Photo: AP

Donald Trump brags, loudly and often, about his ability to influence elected officials with well-placed campaign donations. “When I want something, I get it,” he said at a campaign event in January. “When I call, they kiss my ass. It’s true. They kiss my ass. It’s true.” But, confronted this week with further evidence of his having bribed the Florida attorney general, Pam Bondi, to drop an investigation of his for-profit real estate school, Trump University, Trump has stammered and back-tracked and equivocated.

Earlier this summer, Bondi’s spokesperson confirmed that the AG had personally asked Trump for money during a 2013 phone call. In September of that year, her office announced that it was considering joining a lawsuit being brought against Trump University by New York attorney general Eric Schneiderman. Three days later, And Justice for All, the committee supporting Bondi’s re-election campaign, received a $25,000 check from the Donald J. Trump Foundation. Her office subsequently declined to join Schneiderman’s lawsuit, citing insufficient grounds to proceed.

Advertisement

(Schneiderman’s suit in New York is currently set to go to trial, although not until after the presidential election in November. A pair of class-action lawsuits against Trump University in California are also set to go to trial.)

Trump denies that he and Bondi ever spoke about Trump University. “I never spoke to her, first of all, she’s a fine person beyond reproach,” he told the Associated Press on Monday. “Never spoken to her about it. Never. Many of the AGs turned that case down because I’ll win that case in court, many turned that down...I just have a lot of respect for her and she’s very popular.” (Bondi spoke at the Republican National Convention this year.)

In the spring following that $25,000 contribution to Bondi’s political committee, the Huffington Post reports, Trump hosted a $3,000-per-person fundraiser at Mar-a-Lago, his resort in Palm Beach, Florida. Around the same time, Trump and his daughter Ivanka donated $125,000 to the Republican Party of Florida—of which Bondi was a primary beneficiary.

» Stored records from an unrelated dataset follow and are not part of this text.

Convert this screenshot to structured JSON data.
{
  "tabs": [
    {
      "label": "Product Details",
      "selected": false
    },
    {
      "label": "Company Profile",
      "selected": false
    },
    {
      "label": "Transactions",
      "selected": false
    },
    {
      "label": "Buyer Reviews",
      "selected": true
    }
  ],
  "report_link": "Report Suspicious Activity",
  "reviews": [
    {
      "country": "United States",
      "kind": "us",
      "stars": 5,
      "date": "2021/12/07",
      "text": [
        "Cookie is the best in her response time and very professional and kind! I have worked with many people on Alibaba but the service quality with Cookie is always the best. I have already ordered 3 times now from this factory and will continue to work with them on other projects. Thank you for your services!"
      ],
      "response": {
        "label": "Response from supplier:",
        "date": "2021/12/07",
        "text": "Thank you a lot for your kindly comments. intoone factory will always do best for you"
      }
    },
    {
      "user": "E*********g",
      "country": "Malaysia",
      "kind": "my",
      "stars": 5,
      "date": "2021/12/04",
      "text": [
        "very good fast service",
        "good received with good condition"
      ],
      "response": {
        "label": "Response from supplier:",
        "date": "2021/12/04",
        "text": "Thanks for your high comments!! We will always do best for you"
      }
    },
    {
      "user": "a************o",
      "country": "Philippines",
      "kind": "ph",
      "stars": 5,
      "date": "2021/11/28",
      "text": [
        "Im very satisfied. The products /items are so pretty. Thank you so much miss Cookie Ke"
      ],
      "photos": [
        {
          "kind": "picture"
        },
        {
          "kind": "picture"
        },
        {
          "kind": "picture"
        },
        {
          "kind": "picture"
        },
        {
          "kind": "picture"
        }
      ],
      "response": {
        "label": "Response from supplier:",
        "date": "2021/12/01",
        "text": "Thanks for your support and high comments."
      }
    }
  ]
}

Advertisement

Trump didn’t write Bondi a check on the night of the fundraiser at Mar-a-Lago, but the use of the space itself constitutes a significant donation. From HuffPo:

Space at the resort is expensive to rent, and Trump has charged his own presidential campaign roughly $140,000 per event for use of the mansion.

In contrast, the Republican Party of Florida paid only $4,855.65 for the Bondi fundraiser, cutting a check on March 25, 2014. It was a “small event on the lawn ... featuring snacks and refreshments, attended by about 50 people,” a Bondi campaign staffer told The Huffington Post.

Last week, the Washington Post reported that Trump recently had to pay a fine after the IRS reviewed his foundation’s contribution to Bondi’s PAC—registered nonprofits, it turns out, cannot make political donations. Also, on the Trump Foundation’s tax filings from that year, the contribution to Bondi’s political committee is not listed. Instead, filings disclose a $25,000 donation to a similarly-named charity in Kansas—one that has not ever actually received any money from the foundation. Trump was forced to pay a $2,500 fine.